November 10, 2014
Businesses report that U.S. military veterans make excellent employees, but companies still experience challenges locating and hiring them, according to a new RAND Corporation report.

Suicide among veterans highest in western US, rural areas (Update)

September 15, 2017
Suicide among military veterans is especially high in the western U.S. and rural areas, according to new government data that show wide state-by-state disparities and suggest social isolation, gun ownership and access to ...

Recommended for you

College students choose smartphones over food

November 16, 2018
University at Buffalo researchers have found that college students prefer food deprivation over smartphone deprivation, according to results from a paper in Addictive Behaviors.

Study finds mindfulness apps can improve mental health

November 15, 2018
A University of Otago study has found that using mindfulness meditation applications (apps) on phones is associated with improvements in people's mental health.

Social media is affecting the way we view our bodies—and not in a good way

November 15, 2018
Young women who actively engage with social media images of friends who they think are more attractive than themselves report feeling worse about their own appearance afterward, a York University study shows.

New research has revealed we are actually better at remembering names than faces

November 14, 2018
With the Christmas party season fast approaching, there will be plenty of opportunity to re-live the familiar, and excruciatingly-awkward, social situation of not being able to remember an acquaintance's name.

Older adults' abstract reasoning ability predicts depressive symptoms over time

November 14, 2018
Age-related declines in abstract reasoning ability predict increasing depressive symptoms in subsequent years, according to data from a longitudinal study of older adults in Scotland. The research is published in Psychological ...

The illusion of multitasking boosts performance

November 13, 2018
Our ability to do things well suffers when we try to complete several tasks at once, but a series of experiments suggests that merely believing that we're multitasking may boost our performance by making us more engaged in ...


Please sign in to add a comment.

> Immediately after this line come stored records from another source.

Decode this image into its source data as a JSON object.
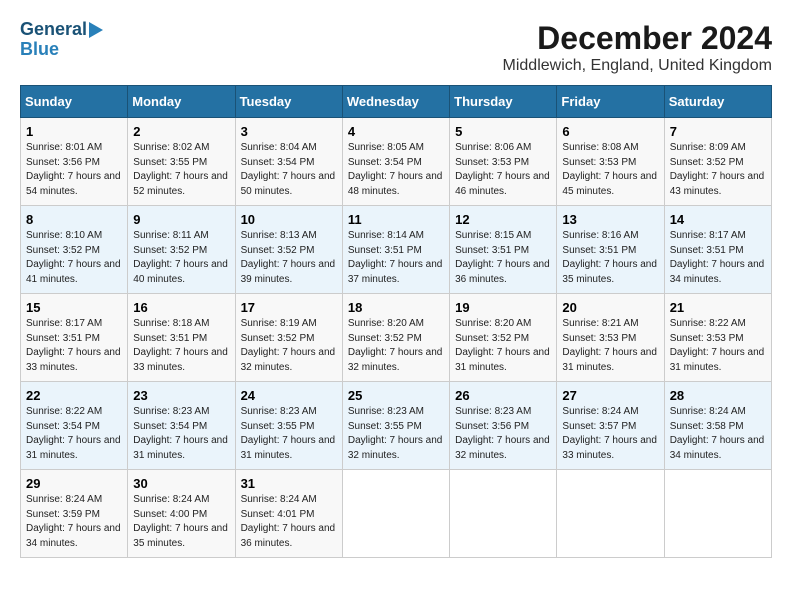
{
  "header": {
    "logo_line1": "General",
    "logo_line2": "Blue",
    "title": "December 2024",
    "subtitle": "Middlewich, England, United Kingdom"
  },
  "calendar": {
    "columns": [
      "Sunday",
      "Monday",
      "Tuesday",
      "Wednesday",
      "Thursday",
      "Friday",
      "Saturday"
    ],
    "weeks": [
      [
        null,
        null,
        null,
        null,
        null,
        null,
        null
      ]
    ]
  },
  "days": {
    "1": {
      "sunrise": "8:01 AM",
      "sunset": "3:56 PM",
      "daylight": "7 hours and 54 minutes."
    },
    "2": {
      "sunrise": "8:02 AM",
      "sunset": "3:55 PM",
      "daylight": "7 hours and 52 minutes."
    },
    "3": {
      "sunrise": "8:04 AM",
      "sunset": "3:54 PM",
      "daylight": "7 hours and 50 minutes."
    },
    "4": {
      "sunrise": "8:05 AM",
      "sunset": "3:54 PM",
      "daylight": "7 hours and 48 minutes."
    },
    "5": {
      "sunrise": "8:06 AM",
      "sunset": "3:53 PM",
      "daylight": "7 hours and 46 minutes."
    },
    "6": {
      "sunrise": "8:08 AM",
      "sunset": "3:53 PM",
      "daylight": "7 hours and 45 minutes."
    },
    "7": {
      "sunrise": "8:09 AM",
      "sunset": "3:52 PM",
      "daylight": "7 hours and 43 minutes."
    },
    "8": {
      "sunrise": "8:10 AM",
      "sunset": "3:52 PM",
      "daylight": "7 hours and 41 minutes."
    },
    "9": {
      "sunrise": "8:11 AM",
      "sunset": "3:52 PM",
      "daylight": "7 hours and 40 minutes."
    },
    "10": {
      "sunrise": "8:13 AM",
      "sunset": "3:52 PM",
      "daylight": "7 hours and 39 minutes."
    },
    "11": {
      "sunrise": "8:14 AM",
      "sunset": "3:51 PM",
      "daylight": "7 hours and 37 minutes."
    },
    "12": {
      "sunrise": "8:15 AM",
      "sunset": "3:51 PM",
      "daylight": "7 hours and 36 minutes."
    },
    "13": {
      "sunrise": "8:16 AM",
      "sunset": "3:51 PM",
      "daylight": "7 hours and 35 minutes."
    },
    "14": {
      "sunrise": "8:17 AM",
      "sunset": "3:51 PM",
      "daylight": "7 hours and 34 minutes."
    },
    "15": {
      "sunrise": "8:17 AM",
      "sunset": "3:51 PM",
      "daylight": "7 hours and 33 minutes."
    },
    "16": {
      "sunrise": "8:18 AM",
      "sunset": "3:51 PM",
      "daylight": "7 hours and 33 minutes."
    },
    "17": {
      "sunrise": "8:19 AM",
      "sunset": "3:52 PM",
      "daylight": "7 hours and 32 minutes."
    },
    "18": {
      "sunrise": "8:20 AM",
      "sunset": "3:52 PM",
      "daylight": "7 hours and 32 minutes."
    },
    "19": {
      "sunrise": "8:20 AM",
      "sunset": "3:52 PM",
      "daylight": "7 hours and 31 minutes."
    },
    "20": {
      "sunrise": "8:21 AM",
      "sunset": "3:53 PM",
      "daylight": "7 hours and 31 minutes."
    },
    "21": {
      "sunrise": "8:22 AM",
      "sunset": "3:53 PM",
      "daylight": "7 hours and 31 minutes."
    },
    "22": {
      "sunrise": "8:22 AM",
      "sunset": "3:54 PM",
      "daylight": "7 hours and 31 minutes."
    },
    "23": {
      "sunrise": "8:23 AM",
      "sunset": "3:54 PM",
      "daylight": "7 hours and 31 minutes."
    },
    "24": {
      "sunrise": "8:23 AM",
      "sunset": "3:55 PM",
      "daylight": "7 hours and 31 minutes."
    },
    "25": {
      "sunrise": "8:23 AM",
      "sunset": "3:55 PM",
      "daylight": "7 hours and 32 minutes."
    },
    "26": {
      "sunrise": "8:23 AM",
      "sunset": "3:56 PM",
      "daylight": "7 hours and 32 minutes."
    },
    "27": {
      "sunrise": "8:24 AM",
      "sunset": "3:57 PM",
      "daylight": "7 hours and 33 minutes."
    },
    "28": {
      "sunrise": "8:24 AM",
      "sunset": "3:58 PM",
      "daylight": "7 hours and 34 minutes."
    },
    "29": {
      "sunrise": "8:24 AM",
      "sunset": "3:59 PM",
      "daylight": "7 hours and 34 minutes."
    },
    "30": {
      "sunrise": "8:24 AM",
      "sunset": "4:00 PM",
      "daylight": "7 hours and 35 minutes."
    },
    "31": {
      "sunrise": "8:24 AM",
      "sunset": "4:01 PM",
      "daylight": "7 hours and 36 minutes."
    }
  }
}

Registration is free, and takes less than a minute. Read more

Click here to reset your password.
Sign in to get notified via email when new comments are made.